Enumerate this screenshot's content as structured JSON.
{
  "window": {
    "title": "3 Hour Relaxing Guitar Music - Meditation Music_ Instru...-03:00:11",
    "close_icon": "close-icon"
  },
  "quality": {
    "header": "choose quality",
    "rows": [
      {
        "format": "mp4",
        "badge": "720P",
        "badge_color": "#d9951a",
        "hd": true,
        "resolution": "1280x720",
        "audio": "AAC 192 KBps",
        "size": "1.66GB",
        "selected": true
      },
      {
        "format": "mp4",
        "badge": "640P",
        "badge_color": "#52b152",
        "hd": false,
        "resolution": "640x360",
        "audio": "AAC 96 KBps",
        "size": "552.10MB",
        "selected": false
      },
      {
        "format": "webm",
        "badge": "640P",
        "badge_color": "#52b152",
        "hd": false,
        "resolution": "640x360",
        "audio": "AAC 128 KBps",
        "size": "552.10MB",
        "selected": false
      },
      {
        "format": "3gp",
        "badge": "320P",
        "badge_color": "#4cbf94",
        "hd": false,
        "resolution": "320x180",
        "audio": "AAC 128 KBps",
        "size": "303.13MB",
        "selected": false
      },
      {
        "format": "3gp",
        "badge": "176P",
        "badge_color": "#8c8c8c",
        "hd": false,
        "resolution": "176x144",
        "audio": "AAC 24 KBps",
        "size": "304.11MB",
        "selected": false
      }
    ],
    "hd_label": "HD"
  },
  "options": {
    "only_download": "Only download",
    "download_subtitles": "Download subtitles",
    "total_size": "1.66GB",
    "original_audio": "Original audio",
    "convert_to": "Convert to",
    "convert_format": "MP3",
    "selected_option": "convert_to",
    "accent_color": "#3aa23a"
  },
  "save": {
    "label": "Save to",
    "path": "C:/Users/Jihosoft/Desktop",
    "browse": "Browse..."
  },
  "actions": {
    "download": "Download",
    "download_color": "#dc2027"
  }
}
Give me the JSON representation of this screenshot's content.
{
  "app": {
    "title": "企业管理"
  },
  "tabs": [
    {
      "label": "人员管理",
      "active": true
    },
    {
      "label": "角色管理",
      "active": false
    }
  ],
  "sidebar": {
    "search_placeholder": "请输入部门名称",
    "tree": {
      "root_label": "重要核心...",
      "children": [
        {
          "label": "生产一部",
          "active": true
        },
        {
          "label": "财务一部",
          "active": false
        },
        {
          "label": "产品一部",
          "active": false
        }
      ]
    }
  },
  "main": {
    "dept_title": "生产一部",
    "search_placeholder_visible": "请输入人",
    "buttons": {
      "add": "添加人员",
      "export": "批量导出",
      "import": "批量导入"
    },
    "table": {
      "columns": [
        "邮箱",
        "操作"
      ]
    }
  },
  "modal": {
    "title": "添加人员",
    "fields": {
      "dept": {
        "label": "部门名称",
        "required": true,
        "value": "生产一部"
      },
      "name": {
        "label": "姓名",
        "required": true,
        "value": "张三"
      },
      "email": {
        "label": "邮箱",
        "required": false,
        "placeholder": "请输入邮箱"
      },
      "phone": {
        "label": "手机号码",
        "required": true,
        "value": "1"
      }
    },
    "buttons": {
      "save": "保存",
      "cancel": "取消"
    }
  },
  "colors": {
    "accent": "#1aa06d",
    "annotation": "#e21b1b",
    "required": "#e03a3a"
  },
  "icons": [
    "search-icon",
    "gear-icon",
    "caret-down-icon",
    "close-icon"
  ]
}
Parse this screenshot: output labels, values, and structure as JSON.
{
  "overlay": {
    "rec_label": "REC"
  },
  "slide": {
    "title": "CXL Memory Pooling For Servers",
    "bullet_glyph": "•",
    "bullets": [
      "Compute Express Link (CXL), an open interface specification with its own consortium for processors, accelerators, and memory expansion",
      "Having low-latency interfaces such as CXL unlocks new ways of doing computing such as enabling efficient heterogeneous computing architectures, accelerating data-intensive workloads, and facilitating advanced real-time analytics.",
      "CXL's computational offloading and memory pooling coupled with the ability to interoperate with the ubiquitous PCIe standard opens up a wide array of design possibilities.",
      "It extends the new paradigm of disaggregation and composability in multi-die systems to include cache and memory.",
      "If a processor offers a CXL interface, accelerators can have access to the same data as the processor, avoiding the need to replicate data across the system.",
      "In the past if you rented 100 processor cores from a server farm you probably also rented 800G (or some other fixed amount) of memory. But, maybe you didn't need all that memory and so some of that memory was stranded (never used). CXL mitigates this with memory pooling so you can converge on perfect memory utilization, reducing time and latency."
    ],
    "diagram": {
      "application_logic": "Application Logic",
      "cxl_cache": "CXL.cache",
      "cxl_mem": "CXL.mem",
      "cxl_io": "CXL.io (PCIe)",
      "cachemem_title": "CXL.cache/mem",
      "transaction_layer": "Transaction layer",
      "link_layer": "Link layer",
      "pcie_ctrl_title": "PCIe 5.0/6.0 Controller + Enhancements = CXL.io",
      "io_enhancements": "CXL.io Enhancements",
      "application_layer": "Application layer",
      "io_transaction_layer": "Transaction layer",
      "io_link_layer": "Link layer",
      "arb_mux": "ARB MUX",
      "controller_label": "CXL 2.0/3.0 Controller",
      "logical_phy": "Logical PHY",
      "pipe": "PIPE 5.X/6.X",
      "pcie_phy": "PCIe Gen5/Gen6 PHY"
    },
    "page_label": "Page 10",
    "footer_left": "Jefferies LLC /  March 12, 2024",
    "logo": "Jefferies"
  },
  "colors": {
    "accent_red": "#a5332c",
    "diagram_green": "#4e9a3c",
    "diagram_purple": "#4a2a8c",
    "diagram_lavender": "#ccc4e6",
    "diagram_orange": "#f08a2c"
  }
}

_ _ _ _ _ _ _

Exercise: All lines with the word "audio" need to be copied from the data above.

Response to the exercise:
        "audio": "AAC 192 KBps",
        "audio": "AAC 96 KBps",
        "audio": "AAC 128 KBps",
        "audio": "AAC 128 KBps",
        "audio": "AAC 24 KBps",
    "original_audio": "Original audio",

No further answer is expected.